First stint with Navy as offensive coordinator
Before Johnson: 9-35 (zero bowl games in previous four seasons)
With Johnson in '96: 9-3 (first winning season in 14 years)
Second stint with Navy as head coach
Before Johnson: 1-20 (previous two seasons)
With Johnson: 43-29 (five bowl games in six years)
First stint with Georgia Southern as offensive coordinator
With Johnson: 1985 and1986 National Champions
Second Stint with Georgia Southern as head coach
Before Johnson: 4-7 (in previous season)
With Johnson: 62-10 (five conference championships and two national titles)
When degree of difficulty is taken into consideration, Johnson is the best coach in the country by a mile. He was the best coach in I-AA and he has been the best coach in I-A. Johnson has won a National Coach of the Year award five times in just ten years as a head coach. Nobody can touch that.
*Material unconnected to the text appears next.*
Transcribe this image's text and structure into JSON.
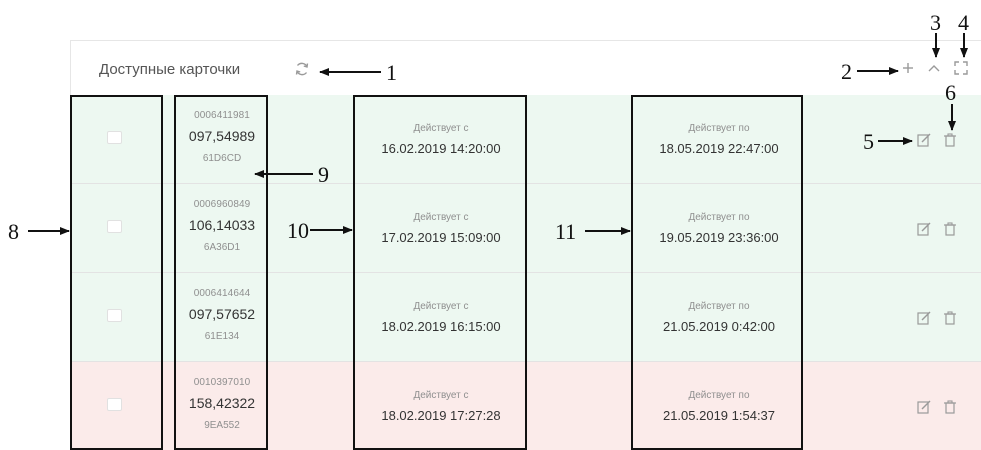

There is no question in my mind that Johnson would put Michigan on par with USC, Florida, and Ohio St. in terms of college football supremacy. The most successful programs have the best coaches. They have the best game-plans and the best in-game adjustments. Johnson is the best of the bunch. Michigan would never enter a football game with a coaching disadvantage again with Johnson at the helm. The Michigan program deserves a coach like Johnson. He would be the greatest thing to happen to the Michigan football program since Bo was hired in 1969. I realize that Johnson probably won’t even be considered for various reasons that have nothing to do with coaching. If this hire was made strictly on who would lead Michigan to the greatest success, Johnson would be named the head coach yesterday. The biggest mistake Michigan could ever make is to hire someone other than Johnson. Time will tell. Hopefully, it will tell with Johnson on the Michigan sideline.